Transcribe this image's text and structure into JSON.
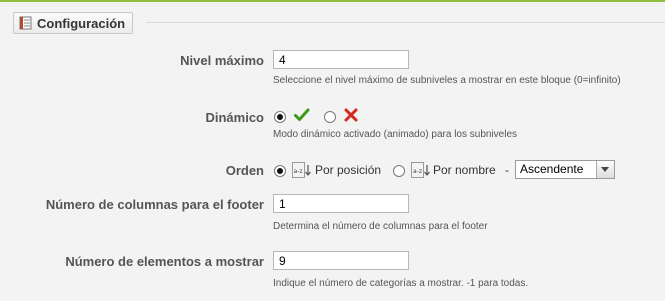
{
  "fieldset": {
    "title": "Configuración"
  },
  "fields": {
    "max_level": {
      "label": "Nivel máximo",
      "value": "4",
      "help": "Seleccione el nivel máximo de subniveles a mostrar en este bloque (0=infinito)"
    },
    "dynamic": {
      "label": "Dinámico",
      "selected": "yes",
      "help": "Modo dinámico activado (animado) para los subniveles"
    },
    "order": {
      "label": "Orden",
      "option_position": "Por posición",
      "option_name": "Por nombre",
      "separator": "-",
      "direction": "Ascendente"
    },
    "footer_columns": {
      "label": "Número de columnas para el footer",
      "value": "1",
      "help": "Determina el número de columnas para el footer"
    },
    "num_elements": {
      "label": "Número de elementos a mostrar",
      "value": "9",
      "help": "Indique el número de categorías a mostrar. -1 para todas."
    }
  },
  "colors": {
    "accent_top": "#8fc13f",
    "check_green": "#3c9a1b",
    "cross_red": "#d3281c"
  },
  "icons": [
    "settings-icon",
    "check-icon",
    "cross-icon",
    "sort-position-icon",
    "sort-name-icon",
    "chevron-down-icon"
  ]
}
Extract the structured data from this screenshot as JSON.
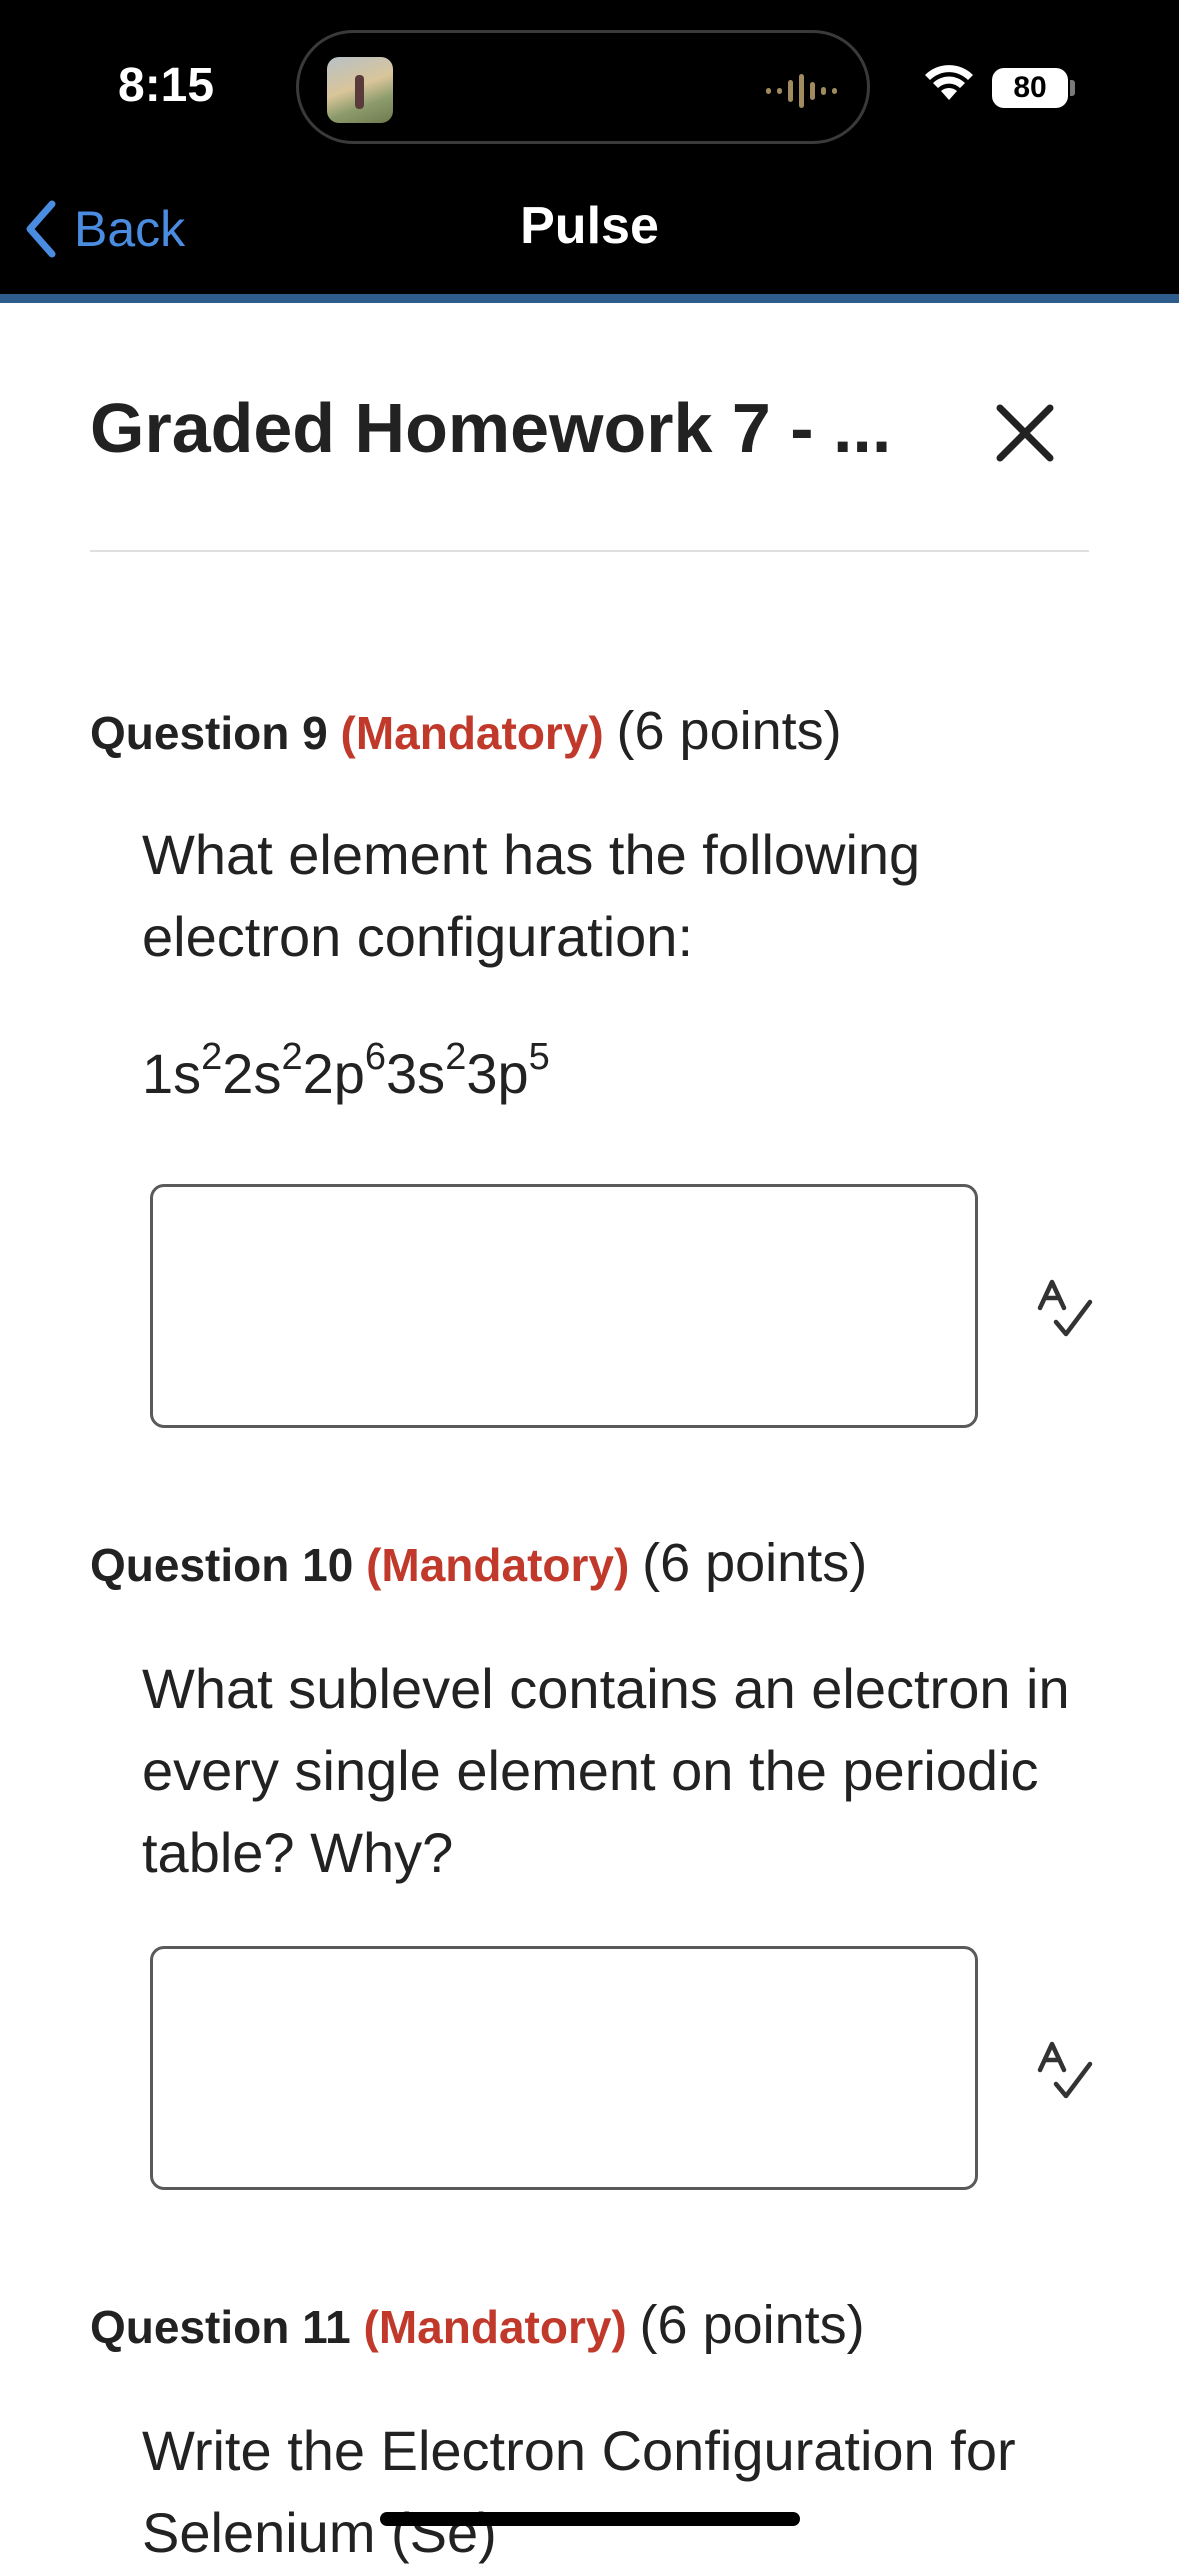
{
  "status": {
    "time": "8:15",
    "battery": "80"
  },
  "nav": {
    "back_label": "Back",
    "title": "Pulse"
  },
  "header": {
    "title": "Graded Homework 7 - ..."
  },
  "questions": [
    {
      "number": "Question 9",
      "mandatory": "(Mandatory)",
      "points": "(6 points)",
      "text": "What element has the following electron configuration:",
      "formula": [
        {
          "base": "1s",
          "sup": "2"
        },
        {
          "base": "2s",
          "sup": "2"
        },
        {
          "base": "2p",
          "sup": "6"
        },
        {
          "base": "3s",
          "sup": "2"
        },
        {
          "base": "3p",
          "sup": "5"
        }
      ]
    },
    {
      "number": "Question 10",
      "mandatory": "(Mandatory)",
      "points": "(6 points)",
      "text": "What sublevel contains an electron in every single element on the periodic table? Why?"
    },
    {
      "number": "Question 11",
      "mandatory": "(Mandatory)",
      "points": "(6 points)",
      "text": "Write the Electron Configuration for Selenium (Se)"
    }
  ],
  "colors": {
    "accent": "#4a8de0",
    "mandatory": "#c0392b",
    "nav_border": "#2e5d8d"
  },
  "icons": [
    "back-chevron-icon",
    "wifi-icon",
    "close-icon",
    "spellcheck-icon"
  ]
}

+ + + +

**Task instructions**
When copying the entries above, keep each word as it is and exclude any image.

**Exercise result**
Transcribe this image's text and structure into JSON.
{
  "fieldset": {
    "title": "Configuración"
  },
  "fields": {
    "max_level": {
      "label": "Nivel máximo",
      "value": "4",
      "help": "Seleccione el nivel máximo de subniveles a mostrar en este bloque (0=infinito)"
    },
    "dynamic": {
      "label": "Dinámico",
      "selected": "yes",
      "help": "Modo dinámico activado (animado) para los subniveles"
    },
    "order": {
      "label": "Orden",
      "option_position": "Por posición",
      "option_name": "Por nombre",
      "separator": "-",
      "direction": "Ascendente"
    },
    "footer_columns": {
      "label": "Número de columnas para el footer",
      "value": "1",
      "help": "Determina el número de columnas para el footer"
    },
    "num_elements": {
      "label": "Número de elementos a mostrar",
      "value": "9",
      "help": "Indique el número de categorías a mostrar. -1 para todas."
    }
  },
  "colors": {
    "accent_top": "#8fc13f",
    "check_green": "#3c9a1b",
    "cross_red": "#d3281c"
  },
  "icons": [
    "settings-icon",
    "check-icon",
    "cross-icon",
    "sort-position-icon",
    "sort-name-icon",
    "chevron-down-icon"
  ]
}
Extract the structured data from this screenshot as JSON.
{
  "status": {
    "time": "8:15",
    "battery": "80"
  },
  "nav": {
    "back_label": "Back",
    "title": "Pulse"
  },
  "header": {
    "title": "Graded Homework 7 - ..."
  },
  "questions": [
    {
      "number": "Question 9",
      "mandatory": "(Mandatory)",
      "points": "(6 points)",
      "text": "What element has the following electron configuration:",
      "formula": [
        {
          "base": "1s",
          "sup": "2"
        },
        {
          "base": "2s",
          "sup": "2"
        },
        {
          "base": "2p",
          "sup": "6"
        },
        {
          "base": "3s",
          "sup": "2"
        },
        {
          "base": "3p",
          "sup": "5"
        }
      ]
    },
    {
      "number": "Question 10",
      "mandatory": "(Mandatory)",
      "points": "(6 points)",
      "text": "What sublevel contains an electron in every single element on the periodic table? Why?"
    },
    {
      "number": "Question 11",
      "mandatory": "(Mandatory)",
      "points": "(6 points)",
      "text": "Write the Electron Configuration for Selenium (Se)"
    }
  ],
  "colors": {
    "accent": "#4a8de0",
    "mandatory": "#c0392b",
    "nav_border": "#2e5d8d"
  },
  "icons": [
    "back-chevron-icon",
    "wifi-icon",
    "close-icon",
    "spellcheck-icon"
  ]
}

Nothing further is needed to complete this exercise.